Historical Marker #2117 in Prestonsburg commemorates the historic toll bridge fondly known as the "Old Red Bridge."
In the early 1800s, Prestonsburg was a small but growing community. In 1810, only six families resided in town. The town quickly changed when the area became a center for trade in the east-central part of Kentucky. Solomon DeRosset was one of the first entrepreneurs in the region. His fur business used the Big Sandy River to ship his products to markets on the east coast.
Prestonsburg slowly evolved into a coal mining town during the nineteenth century. Steamboat travel on the nearby Big Sandy River brought increased trade and travel. However, moving coal via the river was difficult. Eventually, coal was transported by way of the more efficient Chesapeake & Ohio Railroad, which came to Prestonsburg in 1904.
One obstacle that needed to be overcome with the railroad was the fact that the rail station was on the opposite side of Levisa Fork—a tributary of the Big Sandy River—from the main part of town. To solve this problem bids were placed for the construction of a bridge that would provide pedestrians and vehicles with easy access to the railroad depot.

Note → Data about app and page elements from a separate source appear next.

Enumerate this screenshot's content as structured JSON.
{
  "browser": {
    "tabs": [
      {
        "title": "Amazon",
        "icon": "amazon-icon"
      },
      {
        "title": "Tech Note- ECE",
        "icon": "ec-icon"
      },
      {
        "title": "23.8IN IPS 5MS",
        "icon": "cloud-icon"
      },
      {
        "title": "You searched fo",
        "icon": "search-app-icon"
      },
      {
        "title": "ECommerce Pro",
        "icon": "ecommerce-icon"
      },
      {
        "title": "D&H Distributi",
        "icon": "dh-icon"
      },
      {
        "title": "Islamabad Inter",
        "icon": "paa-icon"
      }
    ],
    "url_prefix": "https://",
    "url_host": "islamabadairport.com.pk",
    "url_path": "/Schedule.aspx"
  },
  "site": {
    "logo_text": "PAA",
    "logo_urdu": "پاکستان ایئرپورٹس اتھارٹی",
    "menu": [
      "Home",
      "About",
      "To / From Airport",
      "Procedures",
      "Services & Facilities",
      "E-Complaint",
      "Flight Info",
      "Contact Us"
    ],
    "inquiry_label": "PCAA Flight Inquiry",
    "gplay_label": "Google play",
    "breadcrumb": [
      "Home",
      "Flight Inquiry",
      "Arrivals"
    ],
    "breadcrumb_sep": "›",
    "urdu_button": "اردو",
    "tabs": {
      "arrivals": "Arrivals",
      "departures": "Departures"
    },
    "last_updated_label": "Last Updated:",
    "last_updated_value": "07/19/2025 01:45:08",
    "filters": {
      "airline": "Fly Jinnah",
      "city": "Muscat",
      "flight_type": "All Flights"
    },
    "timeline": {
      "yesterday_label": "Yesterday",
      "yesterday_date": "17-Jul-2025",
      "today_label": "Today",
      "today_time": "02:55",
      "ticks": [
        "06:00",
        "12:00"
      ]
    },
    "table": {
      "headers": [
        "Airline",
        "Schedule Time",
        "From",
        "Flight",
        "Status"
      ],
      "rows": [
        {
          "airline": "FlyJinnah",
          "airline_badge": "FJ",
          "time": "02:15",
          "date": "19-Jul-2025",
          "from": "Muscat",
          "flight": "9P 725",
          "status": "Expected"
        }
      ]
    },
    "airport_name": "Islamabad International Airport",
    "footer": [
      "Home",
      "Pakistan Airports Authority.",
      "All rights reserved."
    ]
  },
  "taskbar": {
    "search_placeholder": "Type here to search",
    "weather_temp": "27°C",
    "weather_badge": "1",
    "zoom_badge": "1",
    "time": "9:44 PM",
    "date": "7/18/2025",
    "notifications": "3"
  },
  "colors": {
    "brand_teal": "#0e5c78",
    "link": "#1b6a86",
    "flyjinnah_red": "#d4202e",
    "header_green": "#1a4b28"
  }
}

The May 10, 1907, edition of the "Big Sandy News" explained that the Penn Bridge Company had been awarded the contract for the bridge's construction. The 430-foot-long bridge was expected to cost $22,000. Partly constructed, the bridge was damaged due to flooding in the fall of 1907; however, the span was finally opened on January 6, 1908.

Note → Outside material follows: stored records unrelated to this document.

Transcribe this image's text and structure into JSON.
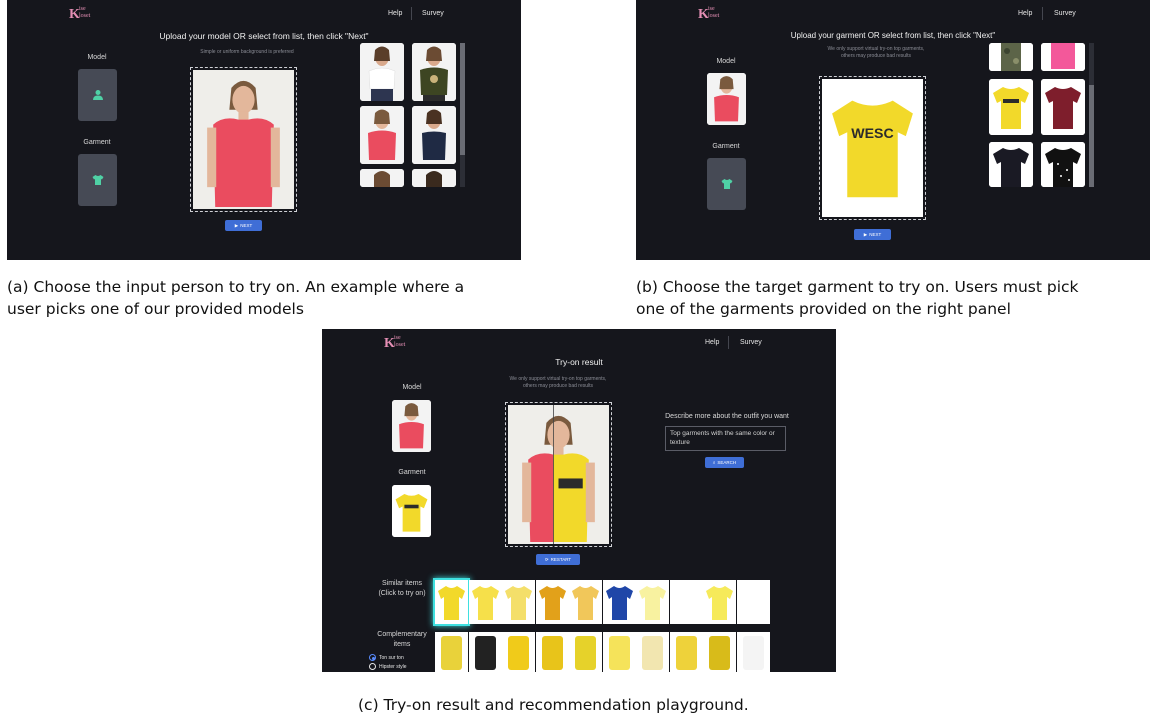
{
  "app": {
    "logo_big": "K",
    "logo_top": "ise",
    "logo_bottom": "loset"
  },
  "nav": {
    "help": "Help",
    "survey": "Survey"
  },
  "panel_a": {
    "title": "Upload your model OR select from list, then click \"Next\"",
    "hint": "Simple or uniform background is preferred",
    "model_label": "Model",
    "garment_label": "Garment",
    "next_label": "NEXT"
  },
  "panel_b": {
    "title": "Upload your garment OR select from list, then click \"Next\"",
    "hint_line1": "We only support virtual try-on top garments,",
    "hint_line2": "others may produce bad results",
    "model_label": "Model",
    "garment_label": "Garment",
    "next_label": "NEXT",
    "garment_print": "WESC"
  },
  "panel_c": {
    "title": "Try-on result",
    "hint_line1": "We only support virtual try-on top garments,",
    "hint_line2": "others may produce bad results",
    "model_label": "Model",
    "garment_label": "Garment",
    "restart_label": "RESTART",
    "describe_label": "Describe more about the outfit you want",
    "describe_value": "Top garments with the same color or texture",
    "search_label": "SEARCH",
    "similar_label_1": "Similar items",
    "similar_label_2": "(Click to try on)",
    "complementary_label_1": "Complementary",
    "complementary_label_2": "items",
    "radio_options": [
      "Ton sur ton",
      "Hipster style"
    ],
    "radio_selected": "Ton sur ton"
  },
  "captions": {
    "a_line1": "(a) Choose the input person to try on. An example where a",
    "a_line2": "user picks one of our provided models",
    "b_line1": "(b) Choose the target garment to try on. Users must pick",
    "b_line2": "one of the garments provided on the right panel",
    "c": "(c) Try-on result and recommendation playground."
  },
  "colors": {
    "background": "#15161c",
    "accent_blue": "#3f6ed6",
    "logo_pink": "#e58fb5",
    "icon_teal": "#4fd1a5",
    "highlight_cyan": "#3fe0e0",
    "coral": "#ea4c5f",
    "yellow": "#f2d92a"
  }
}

At its opening all those wishing to cross the bridge to access the train depot had to pay a fee of $.03, and vehicles were charged $.25. The toll bridge was operated by John Hunley, with Andy Stephens serving as collector. It appears that the required toll was lifted sometime between 1914 and 1919. Although the bridge was still in use in the early 1930s it had fallen into disrepair. In 1934, the Old Red Bridge was closed to traffic. By 1940, the bridge had totally been dismantled.